Dragon Quest is one of the biggest franchises in Japan, but it took much longer to catch on in North America. Americans did get access to the first four games, but after that, the series went into relative obscurity. We completely missed Dragon Quest V and VI. Were Dragon Quest games like largely unconnected Final Fantasy series, this would not be as big of a deal, but the Dragon Quest series is known for trilogies. The middle three games form what is known as the Zenithian trilogy, all telling a loosely connected tale about sacred equipment and the heroes that can use it. Despite coming third, Dragon Quest VI actually predates the others in the timeline and helps explain the origin of the myths that play such a central role in the set.

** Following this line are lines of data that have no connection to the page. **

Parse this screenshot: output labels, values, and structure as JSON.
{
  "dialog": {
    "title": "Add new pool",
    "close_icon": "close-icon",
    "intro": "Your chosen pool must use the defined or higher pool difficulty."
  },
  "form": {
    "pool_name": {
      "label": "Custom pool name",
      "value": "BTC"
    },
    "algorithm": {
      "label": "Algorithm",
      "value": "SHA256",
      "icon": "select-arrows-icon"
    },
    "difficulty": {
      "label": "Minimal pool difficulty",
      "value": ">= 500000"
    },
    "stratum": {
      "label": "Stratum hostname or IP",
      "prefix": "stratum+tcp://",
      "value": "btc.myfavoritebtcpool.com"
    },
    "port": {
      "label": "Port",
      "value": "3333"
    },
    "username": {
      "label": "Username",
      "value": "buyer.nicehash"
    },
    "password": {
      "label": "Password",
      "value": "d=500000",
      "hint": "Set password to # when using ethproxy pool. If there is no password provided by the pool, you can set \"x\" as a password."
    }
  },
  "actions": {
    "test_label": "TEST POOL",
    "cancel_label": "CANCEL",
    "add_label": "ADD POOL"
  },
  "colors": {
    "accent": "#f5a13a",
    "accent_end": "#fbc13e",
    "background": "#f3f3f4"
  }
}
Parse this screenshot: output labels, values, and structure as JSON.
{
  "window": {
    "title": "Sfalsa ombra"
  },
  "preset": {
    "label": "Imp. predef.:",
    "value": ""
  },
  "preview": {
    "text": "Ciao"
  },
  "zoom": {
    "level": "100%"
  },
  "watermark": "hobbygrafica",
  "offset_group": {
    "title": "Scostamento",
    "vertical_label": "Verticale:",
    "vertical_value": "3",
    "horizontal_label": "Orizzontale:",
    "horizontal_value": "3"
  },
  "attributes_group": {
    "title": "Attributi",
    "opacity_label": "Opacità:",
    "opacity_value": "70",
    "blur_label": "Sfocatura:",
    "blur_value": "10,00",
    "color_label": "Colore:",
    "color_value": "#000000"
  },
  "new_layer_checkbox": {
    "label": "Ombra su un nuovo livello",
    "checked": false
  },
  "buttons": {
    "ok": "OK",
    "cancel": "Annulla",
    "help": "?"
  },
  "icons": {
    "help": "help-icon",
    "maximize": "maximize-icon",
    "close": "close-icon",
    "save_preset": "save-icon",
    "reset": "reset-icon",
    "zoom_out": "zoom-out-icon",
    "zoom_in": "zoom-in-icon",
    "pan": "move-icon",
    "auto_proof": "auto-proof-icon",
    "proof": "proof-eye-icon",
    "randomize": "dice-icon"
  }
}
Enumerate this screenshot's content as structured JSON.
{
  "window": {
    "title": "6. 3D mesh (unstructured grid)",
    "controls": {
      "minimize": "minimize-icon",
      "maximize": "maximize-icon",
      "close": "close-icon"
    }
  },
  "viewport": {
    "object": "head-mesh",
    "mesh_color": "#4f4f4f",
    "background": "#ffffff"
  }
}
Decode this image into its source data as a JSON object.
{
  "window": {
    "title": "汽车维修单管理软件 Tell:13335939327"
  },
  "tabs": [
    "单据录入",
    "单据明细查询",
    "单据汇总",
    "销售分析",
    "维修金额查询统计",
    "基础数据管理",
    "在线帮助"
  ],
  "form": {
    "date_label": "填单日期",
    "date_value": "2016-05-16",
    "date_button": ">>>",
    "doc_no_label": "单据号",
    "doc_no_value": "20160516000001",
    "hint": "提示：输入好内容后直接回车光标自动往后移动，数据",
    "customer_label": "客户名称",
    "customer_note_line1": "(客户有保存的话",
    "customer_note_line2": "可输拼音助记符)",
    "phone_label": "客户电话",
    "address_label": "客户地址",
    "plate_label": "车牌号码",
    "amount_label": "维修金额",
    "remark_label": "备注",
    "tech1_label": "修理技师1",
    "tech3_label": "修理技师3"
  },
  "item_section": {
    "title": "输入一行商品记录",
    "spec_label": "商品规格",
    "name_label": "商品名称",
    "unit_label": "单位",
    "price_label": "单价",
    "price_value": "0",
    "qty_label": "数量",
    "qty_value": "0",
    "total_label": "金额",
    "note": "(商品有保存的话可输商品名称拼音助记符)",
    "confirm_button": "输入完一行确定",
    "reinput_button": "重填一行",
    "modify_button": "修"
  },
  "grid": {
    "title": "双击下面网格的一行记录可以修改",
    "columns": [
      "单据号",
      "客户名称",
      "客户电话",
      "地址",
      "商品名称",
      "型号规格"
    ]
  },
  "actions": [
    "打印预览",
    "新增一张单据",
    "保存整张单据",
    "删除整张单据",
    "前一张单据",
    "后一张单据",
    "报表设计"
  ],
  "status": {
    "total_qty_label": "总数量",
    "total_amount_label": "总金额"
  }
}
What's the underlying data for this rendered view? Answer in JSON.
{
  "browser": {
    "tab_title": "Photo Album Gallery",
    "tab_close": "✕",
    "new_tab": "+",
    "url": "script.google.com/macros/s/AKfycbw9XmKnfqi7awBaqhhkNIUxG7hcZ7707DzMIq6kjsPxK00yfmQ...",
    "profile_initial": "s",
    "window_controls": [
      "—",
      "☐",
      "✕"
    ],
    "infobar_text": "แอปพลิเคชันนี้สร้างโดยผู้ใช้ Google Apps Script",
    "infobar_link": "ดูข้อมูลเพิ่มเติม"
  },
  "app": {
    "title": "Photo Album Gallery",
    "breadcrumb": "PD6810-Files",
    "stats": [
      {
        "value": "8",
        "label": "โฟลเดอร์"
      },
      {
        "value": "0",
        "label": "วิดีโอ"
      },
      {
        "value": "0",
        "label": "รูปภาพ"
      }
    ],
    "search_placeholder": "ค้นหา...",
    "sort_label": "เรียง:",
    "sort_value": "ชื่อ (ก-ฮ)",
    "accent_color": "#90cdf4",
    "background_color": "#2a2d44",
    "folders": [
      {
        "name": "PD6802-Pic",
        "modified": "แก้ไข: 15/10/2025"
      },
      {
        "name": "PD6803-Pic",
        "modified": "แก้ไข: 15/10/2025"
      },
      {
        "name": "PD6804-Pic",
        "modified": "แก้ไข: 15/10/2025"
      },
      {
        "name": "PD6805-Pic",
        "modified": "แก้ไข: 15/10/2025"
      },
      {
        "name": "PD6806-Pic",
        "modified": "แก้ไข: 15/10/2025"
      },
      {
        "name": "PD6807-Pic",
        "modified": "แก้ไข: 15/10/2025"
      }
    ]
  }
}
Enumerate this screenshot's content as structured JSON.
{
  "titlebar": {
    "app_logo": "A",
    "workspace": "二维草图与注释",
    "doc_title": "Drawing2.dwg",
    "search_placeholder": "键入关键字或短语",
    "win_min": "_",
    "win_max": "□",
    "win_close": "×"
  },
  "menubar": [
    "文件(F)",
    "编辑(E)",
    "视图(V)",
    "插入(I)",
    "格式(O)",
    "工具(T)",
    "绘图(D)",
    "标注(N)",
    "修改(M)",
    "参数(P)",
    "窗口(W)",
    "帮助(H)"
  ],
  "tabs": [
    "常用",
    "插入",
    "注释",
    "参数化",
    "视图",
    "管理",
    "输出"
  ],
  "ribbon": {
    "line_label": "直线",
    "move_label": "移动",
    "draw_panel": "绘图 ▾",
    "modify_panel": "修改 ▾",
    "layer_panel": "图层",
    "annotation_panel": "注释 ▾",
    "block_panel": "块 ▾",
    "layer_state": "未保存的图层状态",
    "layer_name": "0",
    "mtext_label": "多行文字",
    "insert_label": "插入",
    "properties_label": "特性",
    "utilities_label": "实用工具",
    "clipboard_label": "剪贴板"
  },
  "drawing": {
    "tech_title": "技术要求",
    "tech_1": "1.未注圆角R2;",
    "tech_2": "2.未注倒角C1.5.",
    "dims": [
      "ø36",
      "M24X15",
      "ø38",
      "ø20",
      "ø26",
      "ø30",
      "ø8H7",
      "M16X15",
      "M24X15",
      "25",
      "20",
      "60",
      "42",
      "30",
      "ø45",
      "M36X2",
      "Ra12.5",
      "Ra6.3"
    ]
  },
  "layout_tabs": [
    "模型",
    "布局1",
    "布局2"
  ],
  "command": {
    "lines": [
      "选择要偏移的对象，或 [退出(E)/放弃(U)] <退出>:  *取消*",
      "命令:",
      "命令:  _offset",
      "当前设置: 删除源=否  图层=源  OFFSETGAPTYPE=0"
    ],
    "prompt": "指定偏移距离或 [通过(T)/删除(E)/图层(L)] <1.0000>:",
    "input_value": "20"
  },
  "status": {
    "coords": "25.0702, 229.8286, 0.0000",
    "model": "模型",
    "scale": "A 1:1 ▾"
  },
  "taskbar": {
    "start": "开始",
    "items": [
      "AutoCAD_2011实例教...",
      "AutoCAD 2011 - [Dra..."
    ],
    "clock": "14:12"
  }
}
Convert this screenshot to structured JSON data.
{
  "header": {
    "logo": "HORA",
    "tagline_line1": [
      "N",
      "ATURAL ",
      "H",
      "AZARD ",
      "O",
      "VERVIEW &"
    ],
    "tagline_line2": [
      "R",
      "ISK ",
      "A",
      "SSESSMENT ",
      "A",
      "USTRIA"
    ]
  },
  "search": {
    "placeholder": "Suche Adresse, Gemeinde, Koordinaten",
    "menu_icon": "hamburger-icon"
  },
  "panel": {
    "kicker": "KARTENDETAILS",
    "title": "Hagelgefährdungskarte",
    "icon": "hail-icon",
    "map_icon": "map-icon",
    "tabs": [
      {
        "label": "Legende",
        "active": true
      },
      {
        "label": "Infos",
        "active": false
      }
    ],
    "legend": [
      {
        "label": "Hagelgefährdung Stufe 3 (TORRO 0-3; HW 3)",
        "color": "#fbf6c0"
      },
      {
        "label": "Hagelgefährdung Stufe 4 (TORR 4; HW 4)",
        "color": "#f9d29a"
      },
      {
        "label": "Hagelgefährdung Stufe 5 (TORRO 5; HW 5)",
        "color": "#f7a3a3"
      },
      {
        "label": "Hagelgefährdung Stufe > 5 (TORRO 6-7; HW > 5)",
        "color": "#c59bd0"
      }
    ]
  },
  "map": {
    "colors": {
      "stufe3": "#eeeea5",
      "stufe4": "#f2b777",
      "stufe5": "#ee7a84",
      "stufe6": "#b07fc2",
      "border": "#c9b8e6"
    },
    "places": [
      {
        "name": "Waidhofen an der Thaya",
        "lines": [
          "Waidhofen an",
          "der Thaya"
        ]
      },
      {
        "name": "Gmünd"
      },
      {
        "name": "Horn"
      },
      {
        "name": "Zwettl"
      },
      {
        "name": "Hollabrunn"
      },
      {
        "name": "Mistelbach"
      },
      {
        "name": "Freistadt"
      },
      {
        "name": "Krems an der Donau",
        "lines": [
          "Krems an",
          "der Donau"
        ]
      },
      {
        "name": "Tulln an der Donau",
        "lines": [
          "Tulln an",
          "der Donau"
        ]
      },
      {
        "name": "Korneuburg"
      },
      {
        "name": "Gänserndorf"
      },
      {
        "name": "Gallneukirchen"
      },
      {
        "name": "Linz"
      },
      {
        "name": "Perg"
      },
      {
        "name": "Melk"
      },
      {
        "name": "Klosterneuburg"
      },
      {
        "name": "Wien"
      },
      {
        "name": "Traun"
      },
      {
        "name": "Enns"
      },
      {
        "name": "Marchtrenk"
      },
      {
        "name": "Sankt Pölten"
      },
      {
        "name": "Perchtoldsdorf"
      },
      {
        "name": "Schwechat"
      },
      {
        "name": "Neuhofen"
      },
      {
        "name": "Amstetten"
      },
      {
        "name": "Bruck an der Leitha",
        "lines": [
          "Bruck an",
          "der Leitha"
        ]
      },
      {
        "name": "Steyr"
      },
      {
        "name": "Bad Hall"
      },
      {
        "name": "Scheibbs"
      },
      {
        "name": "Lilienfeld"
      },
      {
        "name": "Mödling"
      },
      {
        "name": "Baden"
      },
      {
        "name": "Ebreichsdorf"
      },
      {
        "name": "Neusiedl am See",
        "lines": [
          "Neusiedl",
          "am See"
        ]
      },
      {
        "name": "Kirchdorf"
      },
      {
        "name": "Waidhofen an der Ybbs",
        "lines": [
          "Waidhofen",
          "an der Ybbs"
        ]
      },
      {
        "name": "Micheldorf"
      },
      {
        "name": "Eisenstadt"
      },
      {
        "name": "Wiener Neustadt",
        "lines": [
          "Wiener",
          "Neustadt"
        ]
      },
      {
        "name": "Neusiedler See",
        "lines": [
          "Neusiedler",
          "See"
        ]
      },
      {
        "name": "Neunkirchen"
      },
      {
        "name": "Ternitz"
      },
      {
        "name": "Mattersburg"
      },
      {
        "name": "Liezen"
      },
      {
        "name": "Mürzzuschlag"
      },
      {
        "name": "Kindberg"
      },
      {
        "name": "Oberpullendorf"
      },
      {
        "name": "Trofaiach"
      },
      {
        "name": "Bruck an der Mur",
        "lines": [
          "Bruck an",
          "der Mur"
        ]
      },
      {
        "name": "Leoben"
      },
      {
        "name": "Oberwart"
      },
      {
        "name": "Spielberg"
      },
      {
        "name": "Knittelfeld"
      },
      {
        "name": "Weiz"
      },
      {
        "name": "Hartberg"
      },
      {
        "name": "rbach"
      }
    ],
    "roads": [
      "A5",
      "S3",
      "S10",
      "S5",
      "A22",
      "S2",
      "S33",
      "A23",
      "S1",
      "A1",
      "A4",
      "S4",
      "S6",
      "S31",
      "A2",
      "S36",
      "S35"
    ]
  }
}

From Pokemon Gold and Silver onward, each new generation of Pokemon has improved on the basic formula of the series, refining the execution bit by bit. Pokemon Black and White continue follow this tradition, although the improvements are nowhere near as huge as the shift between the GBA games and Pokemon Diamond and Pearl. Primarily a shift in interface and presentation, the core mechanics of the Pokemon series continue largely untouched from the previous cycle of Pokemon games, while the series’s habitually scattershot interface and connectivity receive the lion’s share of attention. Overall, it’s not quite the geological shift of Diamond and Pearl, but changes Pokemon Black and White introduce have been a long time coming, and they are most welcome. Continue reading ‘Pokemon Black and White – Staff Review’ »
Last year’s Fallout New Vegas lived up to the series’ pedigree in many important ways, not all of them to its credit. But no one can accuse Obsidian of not knowing how to plot, and even in a crowded field Vegas easily gave other story-heavy RPGs a run for their money. Dead Money is their first step into DLC territory, essentially playing as its own separate game that just happens to use your character. Minor, but frequent nuisances are determined to hobble the experience, yet beyond that are real moments of ingenuity that even Vegas didn’t pull off. Continue reading ‘Fallout New Vegas: Dead Money – Staff Review’ »
Valkyria Chronicles is an odd beast: a grim war story constructed with standard anime elements, all wrapped around an unusual twist on turn-based strategy and painted with every bright color in the palette. It’s not always an easy fit, and the plot has an annoying habit of telegraphing its punches. Yet there’s a respectable narrative at the core, backed by some solid direction and a charming cast. And if that doesn’t do it for you, the game is still some of the most fun you can have with tanks involved. Continue reading ‘Valkyria Chronicles – Staff Review’ »